-------- Source data --------

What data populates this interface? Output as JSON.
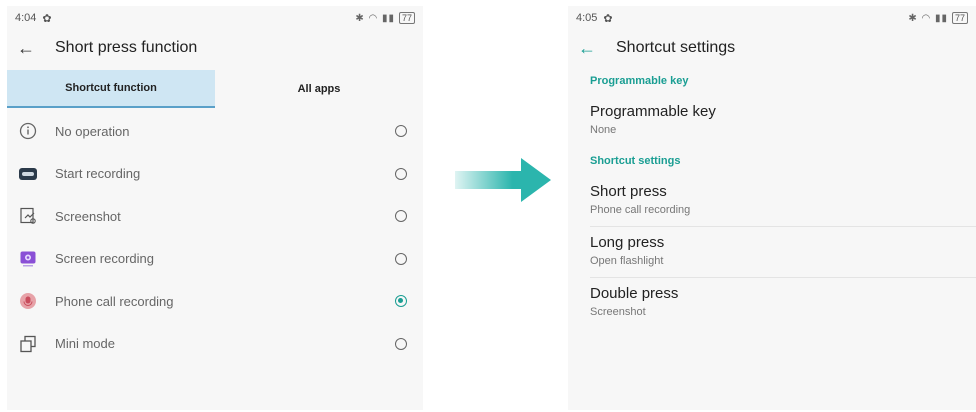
{
  "left": {
    "status": {
      "time": "4:04",
      "battery": "77"
    },
    "title": "Short press function",
    "tabs": [
      {
        "label": "Shortcut function",
        "active": true
      },
      {
        "label": "All apps",
        "active": false
      }
    ],
    "options": [
      {
        "label": "No operation",
        "icon": "info-icon",
        "selected": false
      },
      {
        "label": "Start recording",
        "icon": "recorder-icon",
        "selected": false
      },
      {
        "label": "Screenshot",
        "icon": "screenshot-icon",
        "selected": false
      },
      {
        "label": "Screen recording",
        "icon": "screen-recording-icon",
        "selected": false
      },
      {
        "label": "Phone call recording",
        "icon": "call-recording-icon",
        "selected": true
      },
      {
        "label": "Mini mode",
        "icon": "mini-mode-icon",
        "selected": false
      }
    ]
  },
  "right": {
    "status": {
      "time": "4:05",
      "battery": "77"
    },
    "title": "Shortcut settings",
    "section1": {
      "header": "Programmable key",
      "item": {
        "primary": "Programmable key",
        "secondary": "None"
      }
    },
    "section2": {
      "header": "Shortcut settings",
      "items": [
        {
          "primary": "Short press",
          "secondary": "Phone call recording"
        },
        {
          "primary": "Long press",
          "secondary": "Open flashlight"
        },
        {
          "primary": "Double press",
          "secondary": "Screenshot"
        }
      ]
    }
  },
  "colors": {
    "accent": "#1a9e93",
    "tab_active_bg": "#cfe6f3",
    "arrow": "#2bb5ad"
  }
}
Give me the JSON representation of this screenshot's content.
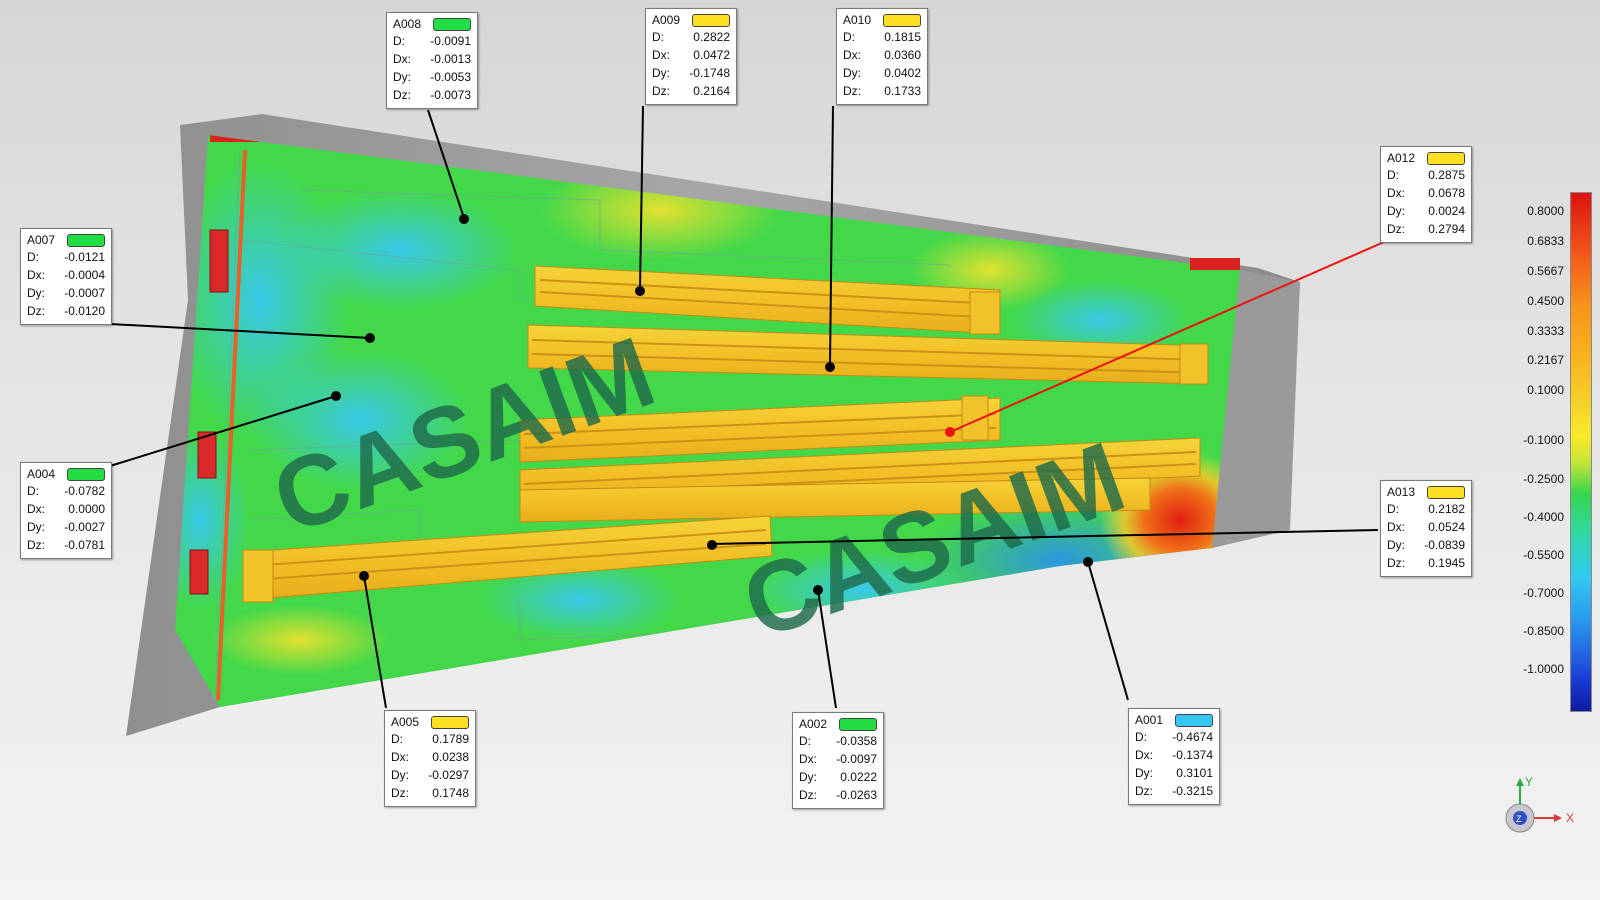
{
  "watermark": {
    "text_1": "CASAIM",
    "text_2": "CASAIM"
  },
  "callouts": [
    {
      "id": "A008",
      "swatch_color": "#22dd44",
      "labels": [
        "D:",
        "Dx:",
        "Dy:",
        "Dz:"
      ],
      "values": [
        "-0.0091",
        "-0.0013",
        "-0.0053",
        "-0.0073"
      ]
    },
    {
      "id": "A009",
      "swatch_color": "#ffe020",
      "labels": [
        "D:",
        "Dx:",
        "Dy:",
        "Dz:"
      ],
      "values": [
        "0.2822",
        "0.0472",
        "-0.1748",
        "0.2164"
      ]
    },
    {
      "id": "A010",
      "swatch_color": "#ffe020",
      "labels": [
        "D:",
        "Dx:",
        "Dy:",
        "Dz:"
      ],
      "values": [
        "0.1815",
        "0.0360",
        "0.0402",
        "0.1733"
      ]
    },
    {
      "id": "A012",
      "swatch_color": "#ffe020",
      "labels": [
        "D:",
        "Dx:",
        "Dy:",
        "Dz:"
      ],
      "values": [
        "0.2875",
        "0.0678",
        "0.0024",
        "0.2794"
      ]
    },
    {
      "id": "A007",
      "swatch_color": "#22dd44",
      "labels": [
        "D:",
        "Dx:",
        "Dy:",
        "Dz:"
      ],
      "values": [
        "-0.0121",
        "-0.0004",
        "-0.0007",
        "-0.0120"
      ]
    },
    {
      "id": "A004",
      "swatch_color": "#22dd44",
      "labels": [
        "D:",
        "Dx:",
        "Dy:",
        "Dz:"
      ],
      "values": [
        "-0.0782",
        "0.0000",
        "-0.0027",
        "-0.0781"
      ]
    },
    {
      "id": "A013",
      "swatch_color": "#ffe020",
      "labels": [
        "D:",
        "Dx:",
        "Dy:",
        "Dz:"
      ],
      "values": [
        "0.2182",
        "0.0524",
        "-0.0839",
        "0.1945"
      ]
    },
    {
      "id": "A005",
      "swatch_color": "#ffe020",
      "labels": [
        "D:",
        "Dx:",
        "Dy:",
        "Dz:"
      ],
      "values": [
        "0.1789",
        "0.0238",
        "-0.0297",
        "0.1748"
      ]
    },
    {
      "id": "A002",
      "swatch_color": "#22dd44",
      "labels": [
        "D:",
        "Dx:",
        "Dy:",
        "Dz:"
      ],
      "values": [
        "-0.0358",
        "-0.0097",
        "0.0222",
        "-0.0263"
      ]
    },
    {
      "id": "A001",
      "swatch_color": "#35c6f4",
      "labels": [
        "D:",
        "Dx:",
        "Dy:",
        "Dz:"
      ],
      "values": [
        "-0.4674",
        "-0.1374",
        "0.3101",
        "-0.3215"
      ]
    }
  ],
  "legend": {
    "labels": [
      "0.8000",
      "0.6833",
      "0.5667",
      "0.4500",
      "0.3333",
      "0.2167",
      "0.1000",
      "-0.1000",
      "-0.2500",
      "-0.4000",
      "-0.5500",
      "-0.7000",
      "-0.8500",
      "-1.0000"
    ],
    "colors": [
      "#dd1111",
      "#f25a1a",
      "#f7941d",
      "#f9b41f",
      "#f6cf2a",
      "#f9ea2a",
      "#c7e43a",
      "#38d64c",
      "#2fd8a9",
      "#33c9ee",
      "#2a9cf0",
      "#2465e0",
      "#1a3ad6",
      "#0e1aa0"
    ]
  },
  "triad": {
    "y_label": "Y",
    "x_label": "X",
    "z_label": "Z"
  }
}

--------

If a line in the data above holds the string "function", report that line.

## Response to this exercise:
    "title": "Short press function",
        "label": "Shortcut function",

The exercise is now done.